College and university administrators are squealing like little piggy’s in response to President Obama’s demand that they do something to make the cost of college education affordable again.

Fuzzy math, Illinois State University’s president called it. “Political theater of the worst sort,” said the University of Washington’s head.

President Barack Obama’s new plan to force colleges and universities to contain tuition or face losing federal dollars is raising alarm among education leaders who worry about the threat of government overreach. Particularly sharp words came from the presidents of public universities; they’re already frustrated by increasing state budget cuts.

The reality, said Illinois State’s Al Bowman, is that simple changes cannot easily overcome deficits at many public schools. He said he was happy to hear Obama, in a speech Friday at the University of Michigan, urge state-level support of public universities. But, Bowman said, given the decreases in state aid, tying federal support to tuition prices is a product of fuzzy math.

College presidents wary of Obama cost-control plan

I wonder how much Illinois State University’s president would be willing to cut from his salary to lower costs for students, or to raise the salaries of the low paid workers that actually make his university run day-to-day? Not much, I would bet.

And Big Al is not hurting.

llinois State University’s Board of Trustee’s has authorized a 4 percent salary increase for President Al Bowman. Bowman has not requested a salary increase since 2010. He will earn $384,000, up from his prior $369,000 dollar salary.

Illinois State University President Bowman to see increase in salary

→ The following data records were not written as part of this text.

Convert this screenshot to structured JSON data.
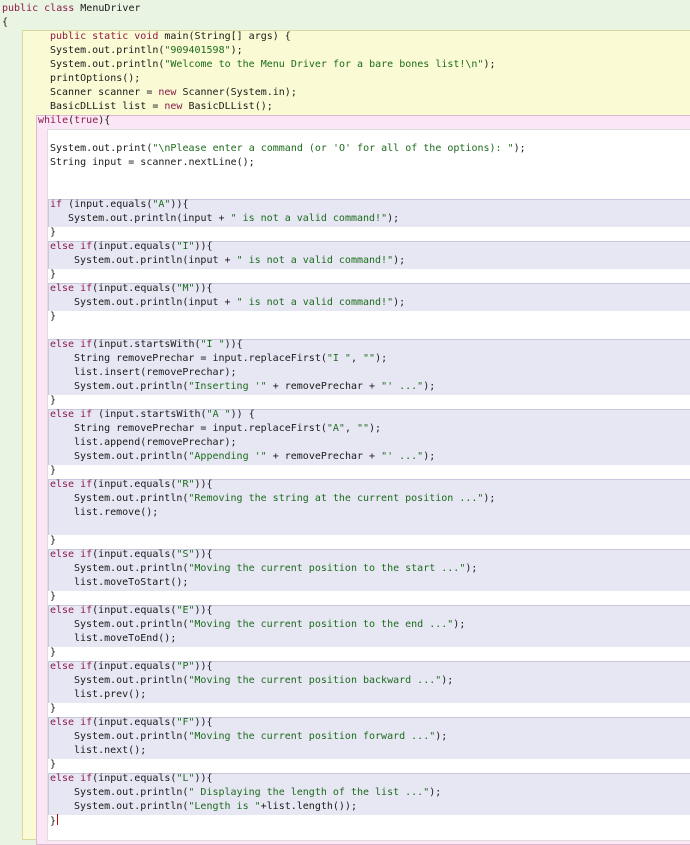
{
  "editor": {
    "lines": [
      [
        {
          "t": "public",
          "k": "kw"
        },
        {
          "t": " "
        },
        {
          "t": "class",
          "k": "kw"
        },
        {
          "t": " MenuDriver"
        }
      ],
      [
        {
          "t": "{"
        }
      ],
      [
        {
          "t": "public static void",
          "k": "kw"
        },
        {
          "t": " main(String[] args) {"
        }
      ],
      [
        {
          "t": "System.out.println("
        },
        {
          "t": "\"909401598\"",
          "k": "str"
        },
        {
          "t": ");"
        }
      ],
      [
        {
          "t": "System.out.println("
        },
        {
          "t": "\"Welcome to the Menu Driver for a bare bones list!\\n\"",
          "k": "str"
        },
        {
          "t": ");"
        }
      ],
      [
        {
          "t": "printOptions();"
        }
      ],
      [
        {
          "t": "Scanner scanner = "
        },
        {
          "t": "new",
          "k": "kw"
        },
        {
          "t": " Scanner(System.in);"
        }
      ],
      [
        {
          "t": "BasicDLList list = "
        },
        {
          "t": "new",
          "k": "kw"
        },
        {
          "t": " BasicDLList();"
        }
      ],
      [
        {
          "t": "while",
          "k": "kw"
        },
        {
          "t": "("
        },
        {
          "t": "true",
          "k": "kw"
        },
        {
          "t": "){"
        }
      ],
      [
        {
          "t": "System.out.print("
        },
        {
          "t": "\"\\nPlease enter a command (or 'O' for all of the options): \"",
          "k": "str"
        },
        {
          "t": ");"
        }
      ],
      [
        {
          "t": "String input = scanner.nextLine();"
        }
      ],
      [
        {
          "t": "if",
          "k": "kw"
        },
        {
          "t": " (input.equals("
        },
        {
          "t": "\"A\"",
          "k": "str"
        },
        {
          "t": ")){"
        }
      ],
      [
        {
          "t": "System.out.println(input + "
        },
        {
          "t": "\" is not a valid command!\"",
          "k": "str"
        },
        {
          "t": ");"
        }
      ],
      [
        {
          "t": "}"
        }
      ],
      [
        {
          "t": "else if",
          "k": "kw"
        },
        {
          "t": "(input.equals("
        },
        {
          "t": "\"I\"",
          "k": "str"
        },
        {
          "t": ")){"
        }
      ],
      [
        {
          "t": "System.out.println(input + "
        },
        {
          "t": "\" is not a valid command!\"",
          "k": "str"
        },
        {
          "t": ");"
        }
      ],
      [
        {
          "t": "}"
        }
      ],
      [
        {
          "t": "else if",
          "k": "kw"
        },
        {
          "t": "(input.equals("
        },
        {
          "t": "\"M\"",
          "k": "str"
        },
        {
          "t": ")){"
        }
      ],
      [
        {
          "t": "System.out.println(input + "
        },
        {
          "t": "\" is not a valid command!\"",
          "k": "str"
        },
        {
          "t": ");"
        }
      ],
      [
        {
          "t": "}"
        }
      ],
      [
        {
          "t": "else if",
          "k": "kw"
        },
        {
          "t": "(input.startsWith("
        },
        {
          "t": "\"I \"",
          "k": "str"
        },
        {
          "t": ")){"
        }
      ],
      [
        {
          "t": "String removePrechar = input.replaceFirst("
        },
        {
          "t": "\"I \"",
          "k": "str"
        },
        {
          "t": ", "
        },
        {
          "t": "\"\"",
          "k": "str"
        },
        {
          "t": ");"
        }
      ],
      [
        {
          "t": "list.insert(removePrechar);"
        }
      ],
      [
        {
          "t": "System.out.println("
        },
        {
          "t": "\"Inserting '\"",
          "k": "str"
        },
        {
          "t": " + removePrechar + "
        },
        {
          "t": "\"' ...\"",
          "k": "str"
        },
        {
          "t": ");"
        }
      ],
      [
        {
          "t": "}"
        }
      ],
      [
        {
          "t": "else if",
          "k": "kw"
        },
        {
          "t": " (input.startsWith("
        },
        {
          "t": "\"A \"",
          "k": "str"
        },
        {
          "t": ")) {"
        }
      ],
      [
        {
          "t": "String removePrechar = input.replaceFirst("
        },
        {
          "t": "\"A\"",
          "k": "str"
        },
        {
          "t": ", "
        },
        {
          "t": "\"\"",
          "k": "str"
        },
        {
          "t": ");"
        }
      ],
      [
        {
          "t": "list.append(removePrechar);"
        }
      ],
      [
        {
          "t": "System.out.println("
        },
        {
          "t": "\"Appending '\"",
          "k": "str"
        },
        {
          "t": " + removePrechar + "
        },
        {
          "t": "\"' ...\"",
          "k": "str"
        },
        {
          "t": ");"
        }
      ],
      [
        {
          "t": "}"
        }
      ],
      [
        {
          "t": "else if",
          "k": "kw"
        },
        {
          "t": "(input.equals("
        },
        {
          "t": "\"R\"",
          "k": "str"
        },
        {
          "t": ")){"
        }
      ],
      [
        {
          "t": "System.out.println("
        },
        {
          "t": "\"Removing the string at the current position ...\"",
          "k": "str"
        },
        {
          "t": ");"
        }
      ],
      [
        {
          "t": "list.remove();"
        }
      ],
      [
        {
          "t": "}"
        }
      ],
      [
        {
          "t": "else if",
          "k": "kw"
        },
        {
          "t": "(input.equals("
        },
        {
          "t": "\"S\"",
          "k": "str"
        },
        {
          "t": ")){"
        }
      ],
      [
        {
          "t": "System.out.println("
        },
        {
          "t": "\"Moving the current position to the start ...\"",
          "k": "str"
        },
        {
          "t": ");"
        }
      ],
      [
        {
          "t": "list.moveToStart();"
        }
      ],
      [
        {
          "t": "}"
        }
      ],
      [
        {
          "t": "else if",
          "k": "kw"
        },
        {
          "t": "(input.equals("
        },
        {
          "t": "\"E\"",
          "k": "str"
        },
        {
          "t": ")){"
        }
      ],
      [
        {
          "t": "System.out.println("
        },
        {
          "t": "\"Moving the current position to the end ...\"",
          "k": "str"
        },
        {
          "t": ");"
        }
      ],
      [
        {
          "t": "list.moveToEnd();"
        }
      ],
      [
        {
          "t": "}"
        }
      ],
      [
        {
          "t": "else if",
          "k": "kw"
        },
        {
          "t": "(input.equals("
        },
        {
          "t": "\"P\"",
          "k": "str"
        },
        {
          "t": ")){"
        }
      ],
      [
        {
          "t": "System.out.println("
        },
        {
          "t": "\"Moving the current position backward ...\"",
          "k": "str"
        },
        {
          "t": ");"
        }
      ],
      [
        {
          "t": "list.prev();"
        }
      ],
      [
        {
          "t": "}"
        }
      ],
      [
        {
          "t": "else if",
          "k": "kw"
        },
        {
          "t": "(input.equals("
        },
        {
          "t": "\"F\"",
          "k": "str"
        },
        {
          "t": ")){"
        }
      ],
      [
        {
          "t": "System.out.println("
        },
        {
          "t": "\"Moving the current position forward ...\"",
          "k": "str"
        },
        {
          "t": ");"
        }
      ],
      [
        {
          "t": "list.next();"
        }
      ],
      [
        {
          "t": "}"
        }
      ],
      [
        {
          "t": "else if",
          "k": "kw"
        },
        {
          "t": "(input.equals("
        },
        {
          "t": "\"L\"",
          "k": "str"
        },
        {
          "t": ")){"
        }
      ],
      [
        {
          "t": "System.out.println("
        },
        {
          "t": "\" Displaying the length of the list ...\"",
          "k": "str"
        },
        {
          "t": ");"
        }
      ],
      [
        {
          "t": "System.out.println("
        },
        {
          "t": "\"Length is \"",
          "k": "str"
        },
        {
          "t": "+list.length());"
        }
      ],
      [
        {
          "t": "}"
        }
      ]
    ],
    "colors": {
      "class_scope": "#e9f4e3",
      "method_scope": "#fafbd4",
      "loop_scope": "#fbe6f5",
      "branch_scope": "#e7e7f4",
      "body": "#ffffff",
      "keyword": "#8b1a4a",
      "string": "#1c6b1c",
      "cursor": "#c00000"
    }
  }
}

I wonder if Big Al knows that that much money makes most American’s think he is doing pretty well, in fact, that he is “rich”.

Predictably, answers–based on Gallup polls–split along demographic fault lines, like gender, age, and geography. Men think they need to earn more money to qualify as rich compared with women. So do people in cities and suburbs compared with those who live in towns and rural areas. Adults with children under 18 define wealth as earning $200,000 a year. Adults without young children peg it at half that.

No real surprises there. The big shocker is that people’s responses are by and large fairly modest. Overall, Americans say that being loaded means earning just $150,000 a year.

That figure has shifted some over time; in 2003, it was $120,000. And nowadays compared with eight years ago, a larger chunk of people would only consider themselves rich if they brought in at least $1 million a year.

Infographic Of The Day: How Much Money Makes You Rich?

I just retired after 25 years working for a major mid-western university. In that time, I watched salaries for the vice presidents and top administrators go from around $65,000 to the current $300,000 level and still rising. The uni president’s salary jumped from around $200,000 to the current $500,000. And $100,000 of that was a jump in one year this past year from $400,000, at the end of a period of three years when university staff had received only one small raise. Most years had seen no raises in salary at all. Not only that, the number of useless upper level administrators and non-academic staff has grown explosively in the past 15 years.

It has just been the story of the last couple of decades. Vulture capitalism is alive and kicking among colleges and universities.

And what about the salaries of the workers? The secretaries? The technicians? The cleaning and grounds staff? If they were making 15,000 – 20,000 25 years ago, they were lucky. If they are making 30,000 – 35,000 now, 25 years later, they are lucky.

The disparity in salaries in academia staffing pretty much reflects the growing inequality in distribution of wealth in our society very accurately.